§ **What this task involves**
Reproduce all the data, character for character.

* * *

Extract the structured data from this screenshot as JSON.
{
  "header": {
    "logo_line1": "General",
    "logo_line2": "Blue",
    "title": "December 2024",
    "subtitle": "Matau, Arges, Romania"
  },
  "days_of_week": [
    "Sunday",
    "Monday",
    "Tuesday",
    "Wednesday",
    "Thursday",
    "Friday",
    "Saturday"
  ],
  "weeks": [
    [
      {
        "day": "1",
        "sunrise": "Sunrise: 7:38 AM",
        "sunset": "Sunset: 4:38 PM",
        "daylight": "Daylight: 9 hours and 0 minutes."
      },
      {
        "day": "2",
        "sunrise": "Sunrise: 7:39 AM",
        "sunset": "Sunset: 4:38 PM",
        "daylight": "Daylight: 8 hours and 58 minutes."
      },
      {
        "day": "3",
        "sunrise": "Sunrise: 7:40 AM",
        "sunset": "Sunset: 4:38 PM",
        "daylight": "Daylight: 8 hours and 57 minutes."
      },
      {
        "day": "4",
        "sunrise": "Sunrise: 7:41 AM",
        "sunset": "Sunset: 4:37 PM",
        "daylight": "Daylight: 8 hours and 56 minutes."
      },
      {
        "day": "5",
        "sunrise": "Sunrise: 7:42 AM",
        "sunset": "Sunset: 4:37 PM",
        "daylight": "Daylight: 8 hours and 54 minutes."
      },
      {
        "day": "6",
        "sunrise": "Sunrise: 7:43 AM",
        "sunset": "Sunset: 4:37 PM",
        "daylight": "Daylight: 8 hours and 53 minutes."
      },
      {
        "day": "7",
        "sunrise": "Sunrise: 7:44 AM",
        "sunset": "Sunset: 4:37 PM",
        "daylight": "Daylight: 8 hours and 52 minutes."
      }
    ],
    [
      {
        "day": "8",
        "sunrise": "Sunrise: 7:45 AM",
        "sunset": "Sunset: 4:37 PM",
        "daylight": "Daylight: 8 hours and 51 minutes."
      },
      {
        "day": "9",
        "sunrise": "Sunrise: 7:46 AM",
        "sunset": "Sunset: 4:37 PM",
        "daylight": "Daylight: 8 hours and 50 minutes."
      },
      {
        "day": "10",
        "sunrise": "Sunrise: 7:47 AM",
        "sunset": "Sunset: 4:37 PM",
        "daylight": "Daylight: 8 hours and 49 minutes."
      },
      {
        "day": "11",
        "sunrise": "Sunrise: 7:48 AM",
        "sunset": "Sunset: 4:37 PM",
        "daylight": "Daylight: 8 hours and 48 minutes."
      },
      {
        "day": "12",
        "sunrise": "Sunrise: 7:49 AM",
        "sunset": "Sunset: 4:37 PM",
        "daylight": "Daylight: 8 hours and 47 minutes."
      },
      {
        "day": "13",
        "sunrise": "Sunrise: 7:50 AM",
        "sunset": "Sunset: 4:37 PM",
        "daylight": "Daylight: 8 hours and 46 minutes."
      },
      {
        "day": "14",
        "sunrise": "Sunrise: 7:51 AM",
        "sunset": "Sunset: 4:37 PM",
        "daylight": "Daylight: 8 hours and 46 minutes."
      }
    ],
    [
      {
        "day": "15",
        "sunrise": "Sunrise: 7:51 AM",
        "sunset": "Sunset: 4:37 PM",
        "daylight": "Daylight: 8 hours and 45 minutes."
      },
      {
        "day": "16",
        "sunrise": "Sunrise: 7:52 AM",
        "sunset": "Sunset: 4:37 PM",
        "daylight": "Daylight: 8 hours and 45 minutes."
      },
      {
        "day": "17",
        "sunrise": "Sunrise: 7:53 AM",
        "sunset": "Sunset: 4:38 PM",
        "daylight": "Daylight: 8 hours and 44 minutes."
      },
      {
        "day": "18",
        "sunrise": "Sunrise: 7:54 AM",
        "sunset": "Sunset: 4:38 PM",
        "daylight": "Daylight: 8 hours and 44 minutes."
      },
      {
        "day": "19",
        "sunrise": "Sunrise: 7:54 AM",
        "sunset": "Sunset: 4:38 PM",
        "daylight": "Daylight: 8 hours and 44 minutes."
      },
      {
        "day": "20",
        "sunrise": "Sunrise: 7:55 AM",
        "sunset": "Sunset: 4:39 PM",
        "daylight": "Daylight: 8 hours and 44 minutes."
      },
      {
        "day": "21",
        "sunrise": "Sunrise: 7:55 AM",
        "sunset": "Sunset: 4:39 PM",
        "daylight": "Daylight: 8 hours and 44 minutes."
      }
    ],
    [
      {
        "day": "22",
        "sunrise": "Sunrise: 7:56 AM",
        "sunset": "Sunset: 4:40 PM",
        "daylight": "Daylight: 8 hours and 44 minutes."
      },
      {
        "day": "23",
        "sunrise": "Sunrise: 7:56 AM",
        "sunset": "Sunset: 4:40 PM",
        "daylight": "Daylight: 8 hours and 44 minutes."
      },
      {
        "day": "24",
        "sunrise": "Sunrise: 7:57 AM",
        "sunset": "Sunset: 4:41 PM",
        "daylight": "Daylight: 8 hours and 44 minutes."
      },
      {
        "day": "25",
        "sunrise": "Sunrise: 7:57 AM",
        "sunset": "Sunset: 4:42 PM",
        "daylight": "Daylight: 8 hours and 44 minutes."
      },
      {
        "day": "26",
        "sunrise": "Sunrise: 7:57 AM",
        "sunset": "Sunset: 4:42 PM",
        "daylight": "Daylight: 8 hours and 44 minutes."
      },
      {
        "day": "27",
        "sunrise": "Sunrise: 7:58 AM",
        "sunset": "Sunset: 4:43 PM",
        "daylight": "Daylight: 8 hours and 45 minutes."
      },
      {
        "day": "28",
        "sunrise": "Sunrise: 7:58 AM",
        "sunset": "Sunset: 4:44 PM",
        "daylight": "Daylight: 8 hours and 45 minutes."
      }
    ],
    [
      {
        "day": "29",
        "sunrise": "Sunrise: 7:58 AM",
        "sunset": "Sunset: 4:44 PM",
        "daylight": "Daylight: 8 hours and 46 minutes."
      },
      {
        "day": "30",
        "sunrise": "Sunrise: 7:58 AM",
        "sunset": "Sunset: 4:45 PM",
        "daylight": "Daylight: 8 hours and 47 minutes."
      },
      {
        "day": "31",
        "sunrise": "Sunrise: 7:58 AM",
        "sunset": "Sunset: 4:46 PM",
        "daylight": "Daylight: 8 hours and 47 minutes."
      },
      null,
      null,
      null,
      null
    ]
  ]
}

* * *

§ **Response below**
Extract the structured data from this screenshot as JSON.
{
  "header": {
    "logo_line1": "General",
    "logo_line2": "Blue",
    "title": "December 2024",
    "subtitle": "Matau, Arges, Romania"
  },
  "days_of_week": [
    "Sunday",
    "Monday",
    "Tuesday",
    "Wednesday",
    "Thursday",
    "Friday",
    "Saturday"
  ],
  "weeks": [
    [
      {
        "day": "1",
        "sunrise": "Sunrise: 7:38 AM",
        "sunset": "Sunset: 4:38 PM",
        "daylight": "Daylight: 9 hours and 0 minutes."
      },
      {
        "day": "2",
        "sunrise": "Sunrise: 7:39 AM",
        "sunset": "Sunset: 4:38 PM",
        "daylight": "Daylight: 8 hours and 58 minutes."
      },
      {
        "day": "3",
        "sunrise": "Sunrise: 7:40 AM",
        "sunset": "Sunset: 4:38 PM",
        "daylight": "Daylight: 8 hours and 57 minutes."
      },
      {
        "day": "4",
        "sunrise": "Sunrise: 7:41 AM",
        "sunset": "Sunset: 4:37 PM",
        "daylight": "Daylight: 8 hours and 56 minutes."
      },
      {
        "day": "5",
        "sunrise": "Sunrise: 7:42 AM",
        "sunset": "Sunset: 4:37 PM",
        "daylight": "Daylight: 8 hours and 54 minutes."
      },
      {
        "day": "6",
        "sunrise": "Sunrise: 7:43 AM",
        "sunset": "Sunset: 4:37 PM",
        "daylight": "Daylight: 8 hours and 53 minutes."
      },
      {
        "day": "7",
        "sunrise": "Sunrise: 7:44 AM",
        "sunset": "Sunset: 4:37 PM",
        "daylight": "Daylight: 8 hours and 52 minutes."
      }
    ],
    [
      {
        "day": "8",
        "sunrise": "Sunrise: 7:45 AM",
        "sunset": "Sunset: 4:37 PM",
        "daylight": "Daylight: 8 hours and 51 minutes."
      },
      {
        "day": "9",
        "sunrise": "Sunrise: 7:46 AM",
        "sunset": "Sunset: 4:37 PM",
        "daylight": "Daylight: 8 hours and 50 minutes."
      },
      {
        "day": "10",
        "sunrise": "Sunrise: 7:47 AM",
        "sunset": "Sunset: 4:37 PM",
        "daylight": "Daylight: 8 hours and 49 minutes."
      },
      {
        "day": "11",
        "sunrise": "Sunrise: 7:48 AM",
        "sunset": "Sunset: 4:37 PM",
        "daylight": "Daylight: 8 hours and 48 minutes."
      },
      {
        "day": "12",
        "sunrise": "Sunrise: 7:49 AM",
        "sunset": "Sunset: 4:37 PM",
        "daylight": "Daylight: 8 hours and 47 minutes."
      },
      {
        "day": "13",
        "sunrise": "Sunrise: 7:50 AM",
        "sunset": "Sunset: 4:37 PM",
        "daylight": "Daylight: 8 hours and 46 minutes."
      },
      {
        "day": "14",
        "sunrise": "Sunrise: 7:51 AM",
        "sunset": "Sunset: 4:37 PM",
        "daylight": "Daylight: 8 hours and 46 minutes."
      }
    ],
    [
      {
        "day": "15",
        "sunrise": "Sunrise: 7:51 AM",
        "sunset": "Sunset: 4:37 PM",
        "daylight": "Daylight: 8 hours and 45 minutes."
      },
      {
        "day": "16",
        "sunrise": "Sunrise: 7:52 AM",
        "sunset": "Sunset: 4:37 PM",
        "daylight": "Daylight: 8 hours and 45 minutes."
      },
      {
        "day": "17",
        "sunrise": "Sunrise: 7:53 AM",
        "sunset": "Sunset: 4:38 PM",
        "daylight": "Daylight: 8 hours and 44 minutes."
      },
      {
        "day": "18",
        "sunrise": "Sunrise: 7:54 AM",
        "sunset": "Sunset: 4:38 PM",
        "daylight": "Daylight: 8 hours and 44 minutes."
      },
      {
        "day": "19",
        "sunrise": "Sunrise: 7:54 AM",
        "sunset": "Sunset: 4:38 PM",
        "daylight": "Daylight: 8 hours and 44 minutes."
      },
      {
        "day": "20",
        "sunrise": "Sunrise: 7:55 AM",
        "sunset": "Sunset: 4:39 PM",
        "daylight": "Daylight: 8 hours and 44 minutes."
      },
      {
        "day": "21",
        "sunrise": "Sunrise: 7:55 AM",
        "sunset": "Sunset: 4:39 PM",
        "daylight": "Daylight: 8 hours and 44 minutes."
      }
    ],
    [
      {
        "day": "22",
        "sunrise": "Sunrise: 7:56 AM",
        "sunset": "Sunset: 4:40 PM",
        "daylight": "Daylight: 8 hours and 44 minutes."
      },
      {
        "day": "23",
        "sunrise": "Sunrise: 7:56 AM",
        "sunset": "Sunset: 4:40 PM",
        "daylight": "Daylight: 8 hours and 44 minutes."
      },
      {
        "day": "24",
        "sunrise": "Sunrise: 7:57 AM",
        "sunset": "Sunset: 4:41 PM",
        "daylight": "Daylight: 8 hours and 44 minutes."
      },
      {
        "day": "25",
        "sunrise": "Sunrise: 7:57 AM",
        "sunset": "Sunset: 4:42 PM",
        "daylight": "Daylight: 8 hours and 44 minutes."
      },
      {
        "day": "26",
        "sunrise": "Sunrise: 7:57 AM",
        "sunset": "Sunset: 4:42 PM",
        "daylight": "Daylight: 8 hours and 44 minutes."
      },
      {
        "day": "27",
        "sunrise": "Sunrise: 7:58 AM",
        "sunset": "Sunset: 4:43 PM",
        "daylight": "Daylight: 8 hours and 45 minutes."
      },
      {
        "day": "28",
        "sunrise": "Sunrise: 7:58 AM",
        "sunset": "Sunset: 4:44 PM",
        "daylight": "Daylight: 8 hours and 45 minutes."
      }
    ],
    [
      {
        "day": "29",
        "sunrise": "Sunrise: 7:58 AM",
        "sunset": "Sunset: 4:44 PM",
        "daylight": "Daylight: 8 hours and 46 minutes."
      },
      {
        "day": "30",
        "sunrise": "Sunrise: 7:58 AM",
        "sunset": "Sunset: 4:45 PM",
        "daylight": "Daylight: 8 hours and 47 minutes."
      },
      {
        "day": "31",
        "sunrise": "Sunrise: 7:58 AM",
        "sunset": "Sunset: 4:46 PM",
        "daylight": "Daylight: 8 hours and 47 minutes."
      },
      null,
      null,
      null,
      null
    ]
  ]
}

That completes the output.